One man is credited for saving the art of Birch bark canoe construction from extinction, Edwin Tappan Abney. July 13, 1868 in Athens, Ohio - October
An artist, a writer (The Klondike Stampede), a student of the language of the Maliseet peoples of New Brunswick, Canada, and the man credited with
saving the art of birchbark canoe construction from oblivion. He constructed more than 100 one-fifth scale models of different types of canoes, which
are now housed at the Mariners' Museum in Newport News, VA.
He was a great observer of minute details of how the Maliseet's constructed their canoes in 1880's.
While traveling thru the Great Lakes region, Main and New Brunswick, he made 100's of detailed drawings and sub-scale models of various Native
American birchbark canoes. He made his one full-scale canoe with help from a Maliseet expert builder. He was planning on publishing them in a book
when he died in 1950.

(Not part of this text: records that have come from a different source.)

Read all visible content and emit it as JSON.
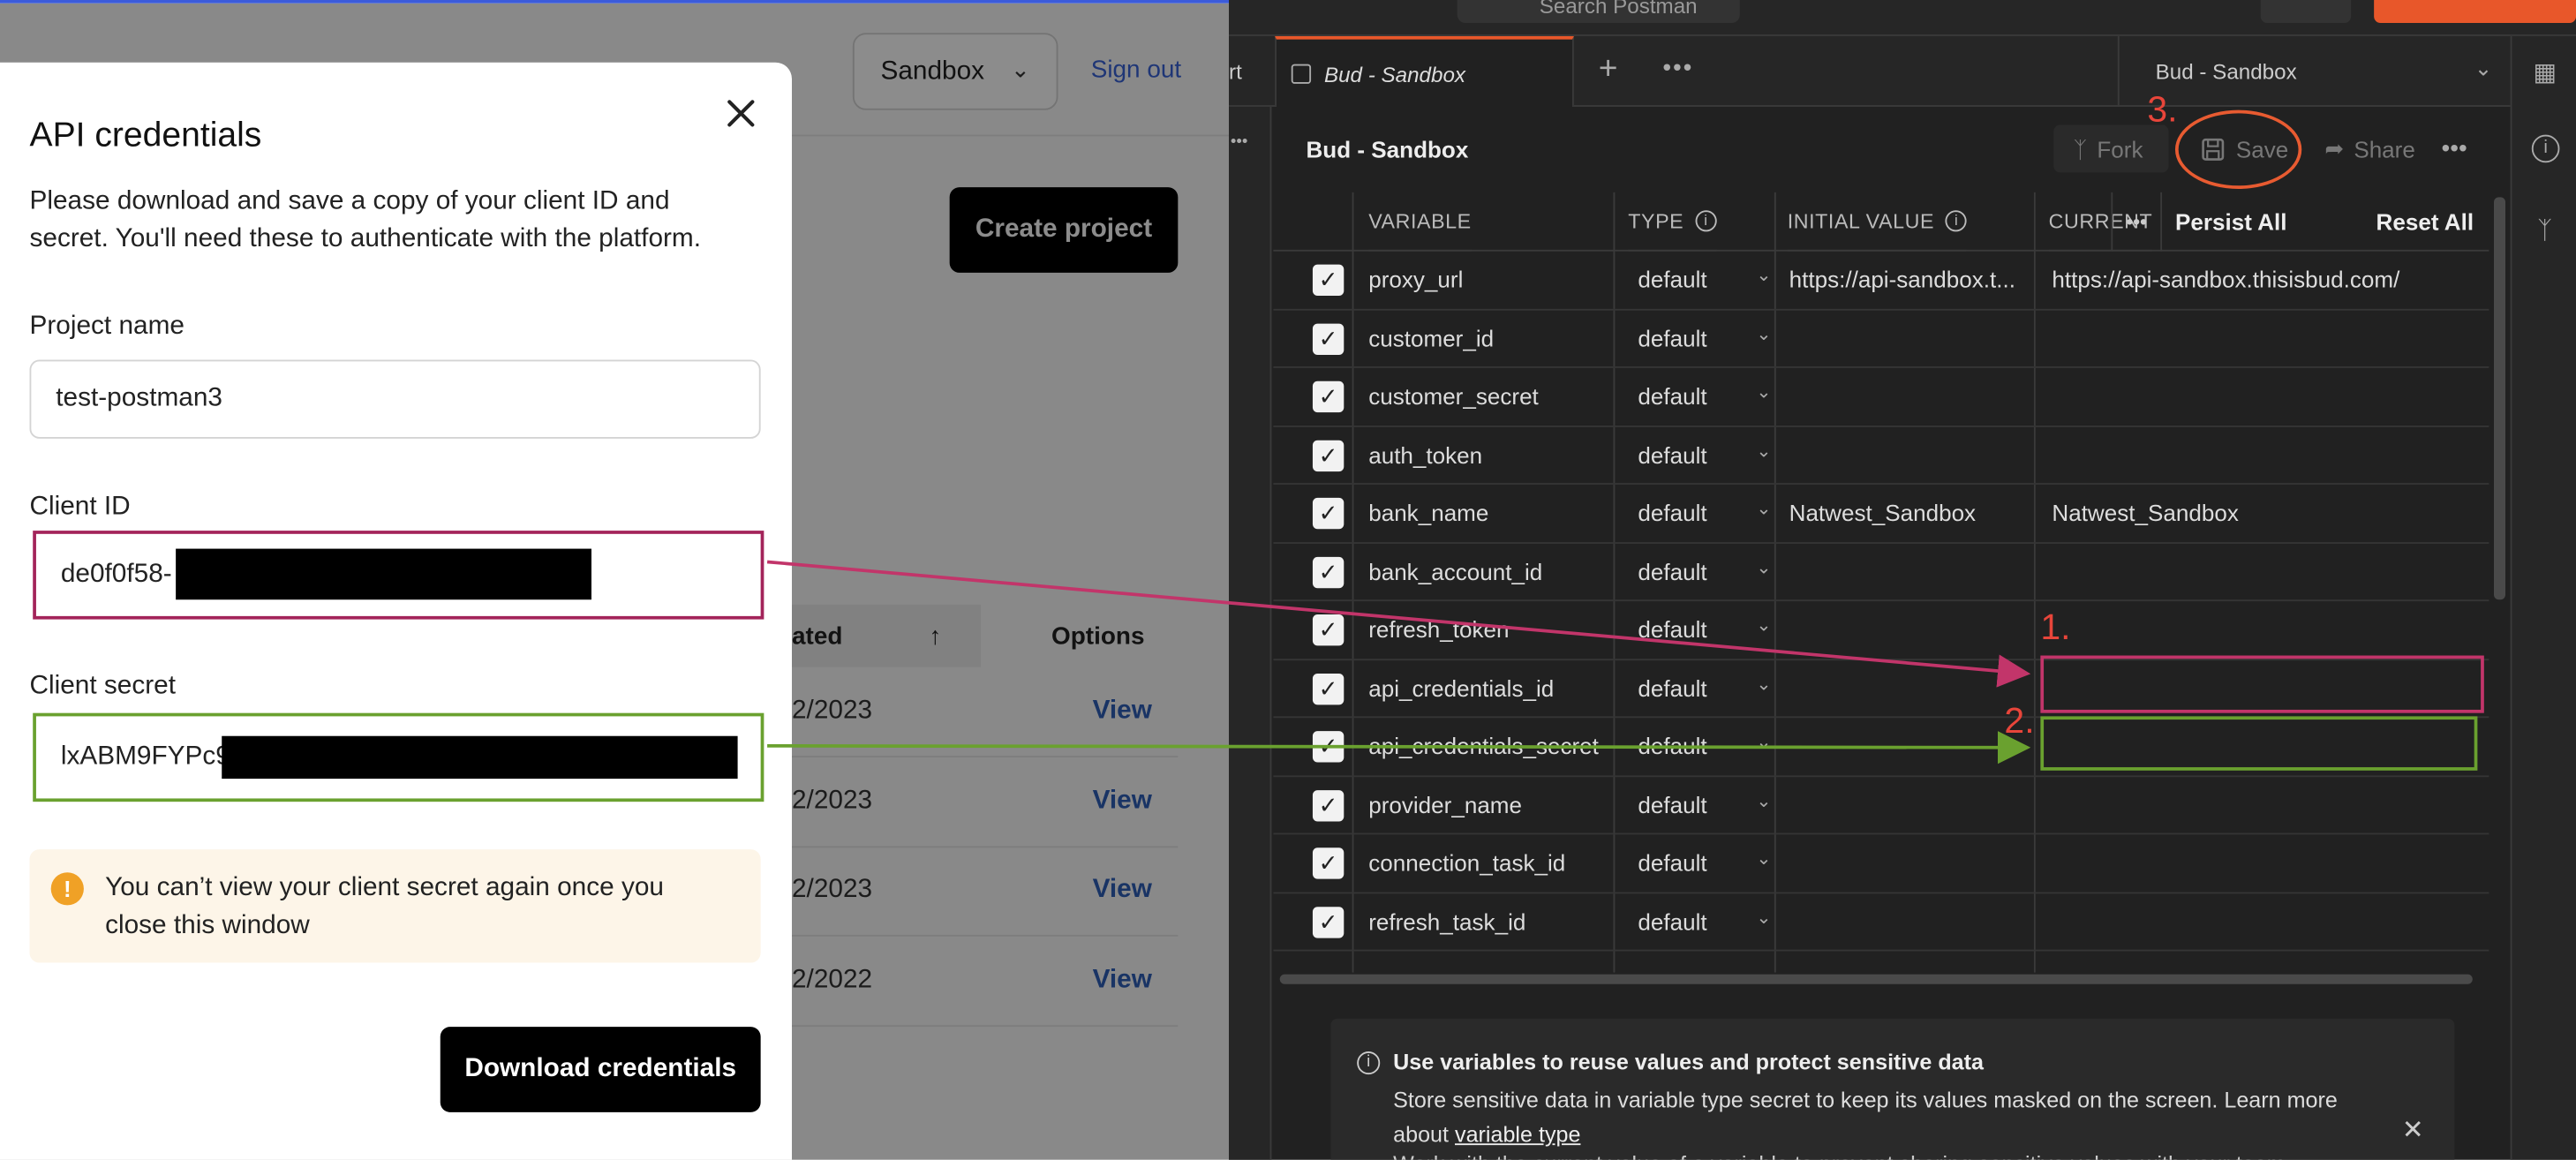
{
  "bud": {
    "env_selector": "Sandbox",
    "sign_out": "Sign out",
    "create_project": "Create project",
    "table": {
      "sorted_header": "ated",
      "sort_arrow": "↑",
      "options_header": "Options",
      "rows": [
        {
          "date": "2/2023",
          "action": "View"
        },
        {
          "date": "2/2023",
          "action": "View"
        },
        {
          "date": "2/2023",
          "action": "View"
        },
        {
          "date": "2/2022",
          "action": "View"
        }
      ]
    }
  },
  "modal": {
    "title": "API credentials",
    "description": "Please download and save a copy of your client ID and secret. You'll need these to authenticate with the platform.",
    "project_label": "Project name",
    "project_value": "test-postman3",
    "client_id_label": "Client ID",
    "client_id_value": "de0f0f58-",
    "client_secret_label": "Client secret",
    "client_secret_value": "lxABM9FYPc9",
    "warning_icon": "!",
    "warning": "You can’t view your client secret again once you close this window",
    "download_button": "Download credentials"
  },
  "postman": {
    "search_placeholder": "Search Postman",
    "tab_prev": "rt",
    "tab_active": "Bud - Sandbox",
    "env_dropdown": "Bud - Sandbox",
    "env_title": "Bud - Sandbox",
    "toolbar": {
      "fork": "Fork",
      "save": "Save",
      "share": "Share"
    },
    "columns": {
      "variable": "VARIABLE",
      "type": "TYPE",
      "initial": "INITIAL VALUE",
      "current": "CURRENT",
      "persist": "Persist All",
      "reset": "Reset All"
    },
    "variables": [
      {
        "name": "proxy_url",
        "type": "default",
        "initial": "https://api-sandbox.t...",
        "current": "https://api-sandbox.thisisbud.com/"
      },
      {
        "name": "customer_id",
        "type": "default",
        "initial": "",
        "current": ""
      },
      {
        "name": "customer_secret",
        "type": "default",
        "initial": "",
        "current": ""
      },
      {
        "name": "auth_token",
        "type": "default",
        "initial": "",
        "current": ""
      },
      {
        "name": "bank_name",
        "type": "default",
        "initial": "Natwest_Sandbox",
        "current": "Natwest_Sandbox"
      },
      {
        "name": "bank_account_id",
        "type": "default",
        "initial": "",
        "current": ""
      },
      {
        "name": "refresh_token",
        "type": "default",
        "initial": "",
        "current": ""
      },
      {
        "name": "api_credentials_id",
        "type": "default",
        "initial": "",
        "current": ""
      },
      {
        "name": "api_credentials_secret",
        "type": "default",
        "initial": "",
        "current": ""
      },
      {
        "name": "provider_name",
        "type": "default",
        "initial": "",
        "current": ""
      },
      {
        "name": "connection_task_id",
        "type": "default",
        "initial": "",
        "current": ""
      },
      {
        "name": "refresh_task_id",
        "type": "default",
        "initial": "",
        "current": ""
      }
    ],
    "info": {
      "heading": "Use variables to reuse values and protect sensitive data",
      "body_prefix": "Store sensitive data in variable type secret to keep its values masked on the screen. Learn more about ",
      "link": "variable type",
      "body2": "Work with the current value of a variable to prevent sharing sensitive values with your team."
    }
  },
  "annotations": {
    "step1": "1.",
    "step2": "2.",
    "step3": "3."
  },
  "colors": {
    "postman_accent": "#e8572a",
    "client_id_highlight": "#a3245a",
    "client_secret_highlight": "#6aa12f",
    "annotation": "#e8453a"
  }
}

These artifacts were given to Howard Chapelle an American naval architect, and curator of maritime history at the Smithsonian Institution, Washington,
D.C. In addition, he authored many books and articles on maritime history and marine architecture.His compilation resulted in a 1983 book "The Bark

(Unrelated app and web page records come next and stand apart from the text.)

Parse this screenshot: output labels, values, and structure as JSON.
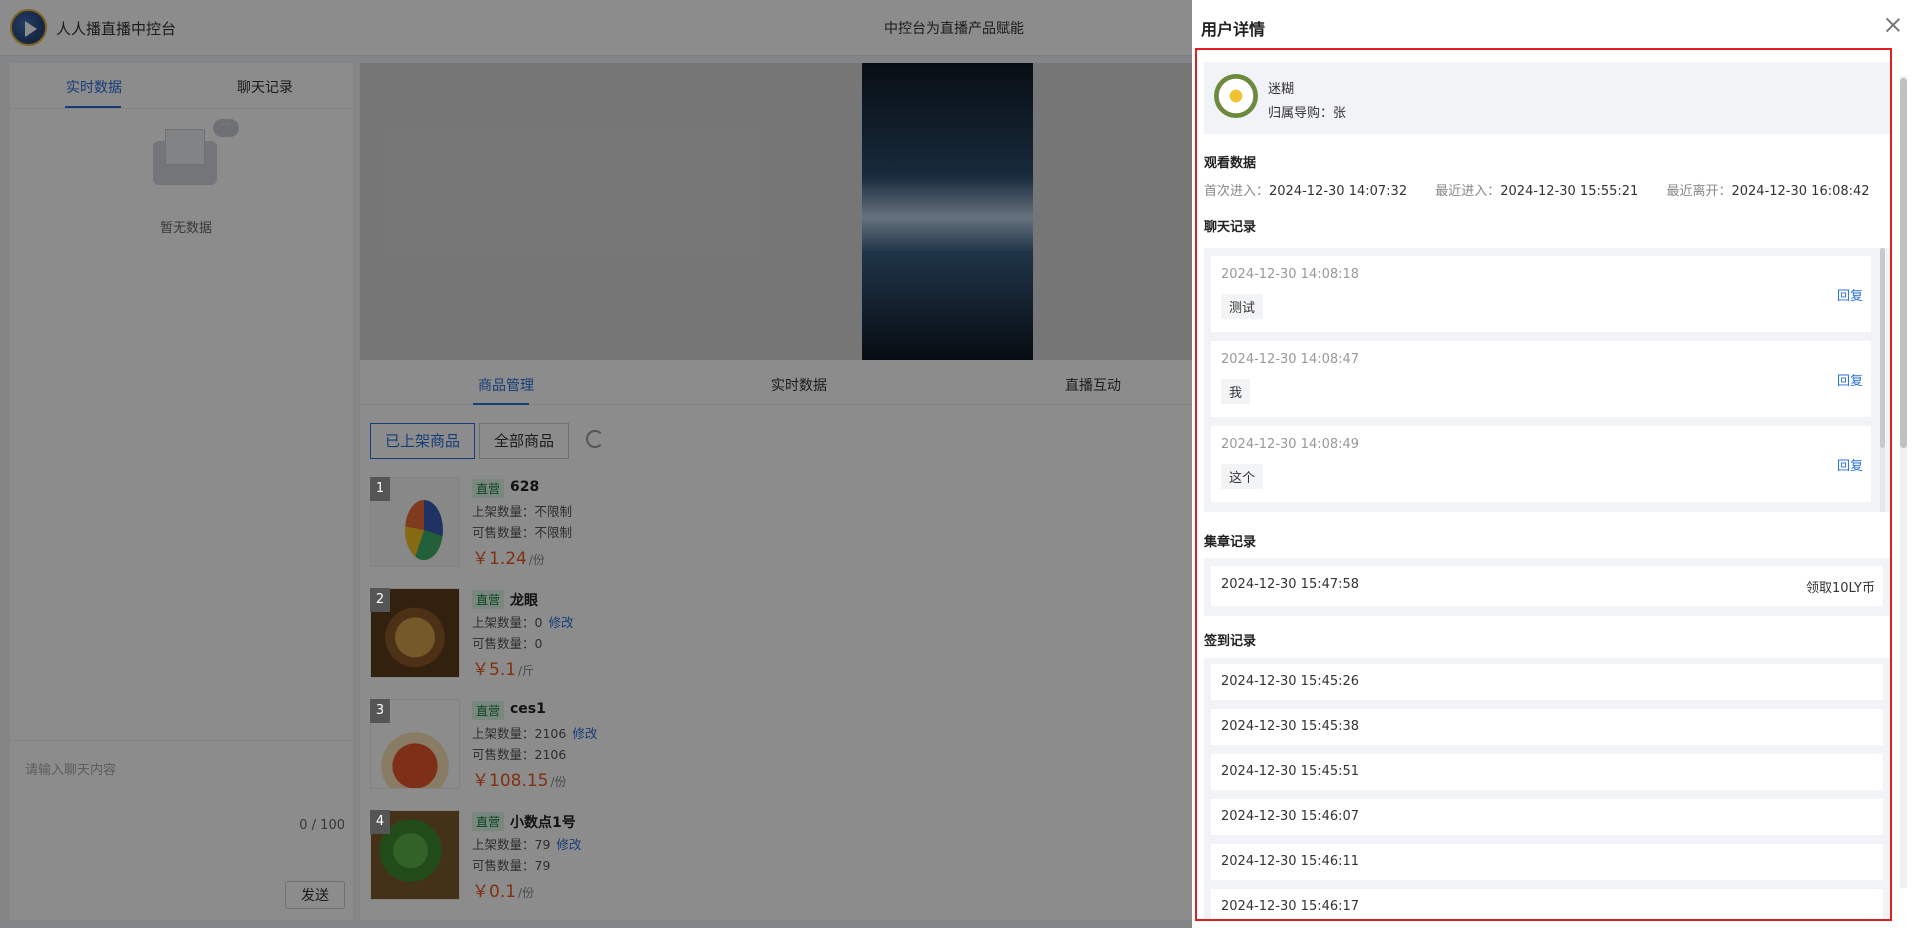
{
  "app": {
    "title": "人人播直播中控台",
    "center_title": "中控台为直播产品赋能"
  },
  "left_panel": {
    "tabs": [
      "实时数据",
      "聊天记录"
    ],
    "empty_text": "暂无数据",
    "chat_placeholder": "请输入聊天内容",
    "char_count": "0 / 100",
    "send_label": "发送"
  },
  "content": {
    "tabs": [
      "商品管理",
      "实时数据",
      "直播互动"
    ],
    "filters": [
      "已上架商品",
      "全部商品"
    ],
    "edit_label": "修改",
    "products": [
      {
        "num": "1",
        "tag": "直营",
        "name": "628",
        "listed": "上架数量：不限制",
        "sellable": "可售数量：不限制",
        "price": "￥1.24",
        "unit": "/份",
        "editable": false
      },
      {
        "num": "2",
        "tag": "直营",
        "name": "龙眼",
        "listed": "上架数量：0",
        "sellable": "可售数量：0",
        "price": "￥5.1",
        "unit": "/斤",
        "editable": true
      },
      {
        "num": "3",
        "tag": "直营",
        "name": "ces1",
        "listed": "上架数量：2106",
        "sellable": "可售数量：2106",
        "price": "￥108.15",
        "unit": "/份",
        "editable": true
      },
      {
        "num": "4",
        "tag": "直营",
        "name": "小数点1号",
        "listed": "上架数量：79",
        "sellable": "可售数量：79",
        "price": "￥0.1",
        "unit": "/份",
        "editable": true
      }
    ]
  },
  "drawer": {
    "title": "用户详情",
    "user": {
      "name": "迷糊",
      "guide": "归属导购：张"
    },
    "watch": {
      "title": "观看数据",
      "first_label": "首次进入：",
      "first_value": "2024-12-30 14:07:32",
      "recent_label": "最近进入：",
      "recent_value": "2024-12-30 15:55:21",
      "leave_label": "最近离开：",
      "leave_value": "2024-12-30 16:08:42"
    },
    "chat": {
      "title": "聊天记录",
      "reply_label": "回复",
      "items": [
        {
          "time": "2024-12-30 14:08:18",
          "msg": "测试"
        },
        {
          "time": "2024-12-30 14:08:47",
          "msg": "我"
        },
        {
          "time": "2024-12-30 14:08:49",
          "msg": "这个"
        }
      ]
    },
    "stamp": {
      "title": "集章记录",
      "time": "2024-12-30 15:47:58",
      "value": "领取10LY币"
    },
    "checkin": {
      "title": "签到记录",
      "items": [
        "2024-12-30 15:45:26",
        "2024-12-30 15:45:38",
        "2024-12-30 15:45:51",
        "2024-12-30 15:46:07",
        "2024-12-30 15:46:11",
        "2024-12-30 15:46:17"
      ]
    }
  }
}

Canoes and Skin Boats of North America".
Book detals on Amazon
This book inspired many current expert builders of birchbark canoes. Henri Vaillancout is one of them.

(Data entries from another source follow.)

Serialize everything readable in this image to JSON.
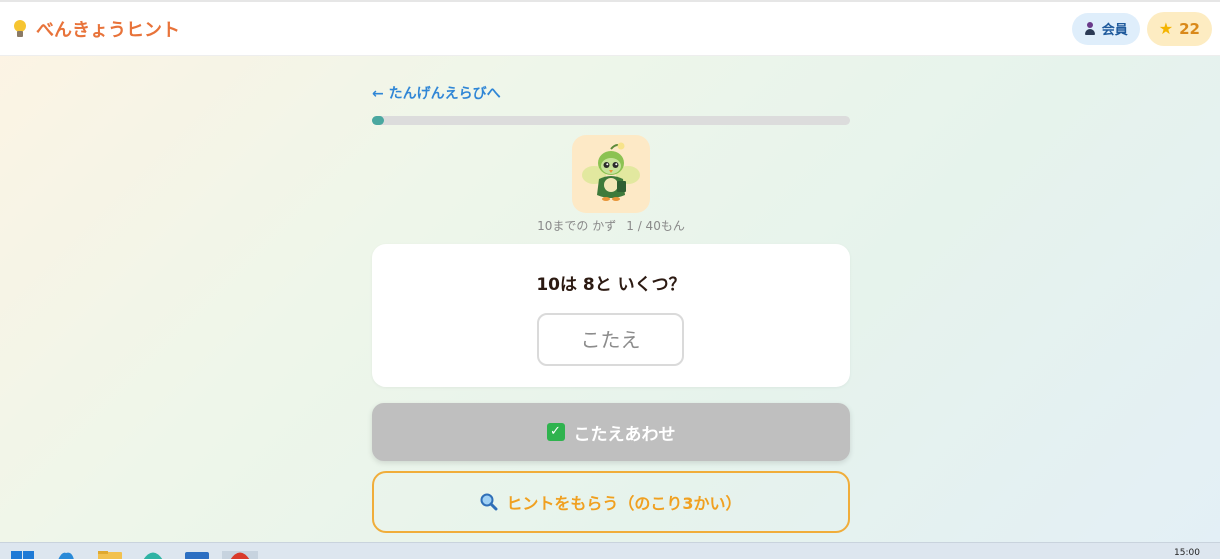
{
  "header": {
    "title": "べんきょうヒント",
    "logo_icon": "lightbulb-icon",
    "member_label": "会員",
    "member_icon": "user-icon",
    "stars": "22",
    "star_icon": "star-icon"
  },
  "nav": {
    "back_label": "← たんげんえらびへ"
  },
  "progress": {
    "current": 1,
    "total": 40,
    "fraction": 0.025
  },
  "quiz": {
    "unit_label": "10までの かず",
    "counter": "1 / 40もん",
    "question": "10は 8と いくつ？",
    "answer_placeholder": "こたえ",
    "answer_value": ""
  },
  "actions": {
    "check_label": "こたえあわせ",
    "check_icon": "checkbox-icon",
    "hint_label": "ヒントをもらう（のこり3かい）",
    "hint_icon": "magnifier-icon"
  },
  "taskbar": {
    "clock": "15:00"
  },
  "colors": {
    "brand": "#e8733a",
    "link": "#2f86d6",
    "progress": "#4aa8a0",
    "hint": "#f0ad3a",
    "check_bg": "#bfbfbf"
  }
}
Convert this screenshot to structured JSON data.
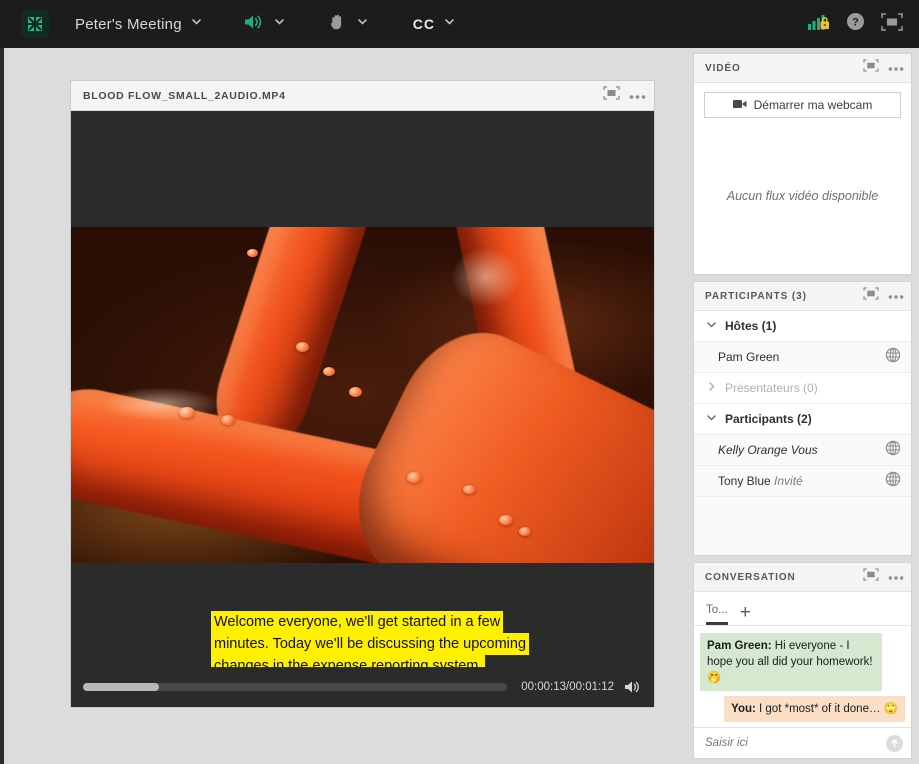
{
  "topbar": {
    "logo_icon": "adobe-connect-logo-icon",
    "meeting_title": "Peter's Meeting",
    "audio_icon": "speaker-on-icon",
    "hand_icon": "raise-hand-icon",
    "cc_label": "CC",
    "status_icon": "connection-strength-secure-icon",
    "help_icon": "help-question-icon",
    "fullscreen_icon": "fullscreen-icon",
    "accent_green": "#21b07a",
    "bar_bg": "#1c1c1c"
  },
  "share_pod": {
    "title": "BLOOD FLOW_SMALL_2AUDIO.MP4",
    "maximize_icon": "maximize-pod-icon",
    "options_icon": "pod-options-icon",
    "captions": [
      "Welcome everyone, we'll get started in a few",
      "minutes. Today we'll be discussing the upcoming",
      "changes in the expense reporting system."
    ],
    "caption_bg": "#ffef00",
    "player": {
      "progress_percent": 18,
      "time_label": "00:00:13/00:01:12",
      "volume_icon": "speaker-on-icon"
    }
  },
  "video_pod": {
    "title": "VIDÉO",
    "maximize_icon": "maximize-pod-icon",
    "options_icon": "pod-options-icon",
    "start_webcam_label": "Démarrer ma webcam",
    "webcam_icon": "video-camera-icon",
    "empty_text": "Aucun flux vidéo disponible"
  },
  "participants_pod": {
    "title": "PARTICIPANTS  (3)",
    "maximize_icon": "maximize-pod-icon",
    "options_icon": "pod-options-icon",
    "groups": [
      {
        "label": "Hôtes (1)",
        "expanded": true,
        "dim": false,
        "members": [
          {
            "name": "Pam Green",
            "role": "",
            "status_icon": "globe-icon",
            "is_me": false
          }
        ]
      },
      {
        "label": "Présentateurs (0)",
        "expanded": false,
        "dim": true,
        "members": []
      },
      {
        "label": "Participants (2)",
        "expanded": true,
        "dim": false,
        "members": [
          {
            "name": "Kelly Orange",
            "role": "Vous",
            "status_icon": "globe-icon",
            "is_me": true
          },
          {
            "name": "Tony Blue",
            "role": "Invité",
            "status_icon": "globe-icon",
            "is_me": false
          }
        ]
      }
    ]
  },
  "chat_pod": {
    "title": "CONVERSATION",
    "maximize_icon": "maximize-pod-icon",
    "options_icon": "pod-options-icon",
    "tab_label": "To...",
    "add_tab_icon": "plus-icon",
    "messages": [
      {
        "sender": "Pam Green:",
        "text": " Hi everyone - I hope you all did your homework! 🤭",
        "side": "other",
        "bg": "#d5e8d0"
      },
      {
        "sender": "You:",
        "text": " I got *most* of it done… 🙄",
        "side": "me",
        "bg": "#fadfc6"
      }
    ],
    "input_placeholder": "Saisir ici",
    "send_icon": "send-arrow-icon"
  }
}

Henri Vallaincourt Website
He was commissioned by Michael Eisner (past Disney CEO) to build one for EPCOT Center and one for his personnal collection.
This book also started current Native Indian Tribes in beginning classes for members to re-learn the trade.
I found a site that explains how water is one of the traditions ingrained in their beliefs:
Native American Traditions and student classes
The winter harvested bark is needed for the intricate Indian Pictorals.
In summary, this is very ancient human technology...for thousands of years refined by water-based cultures. Adding this to your bush-craft survival
skills benefits your mind, body, and soul.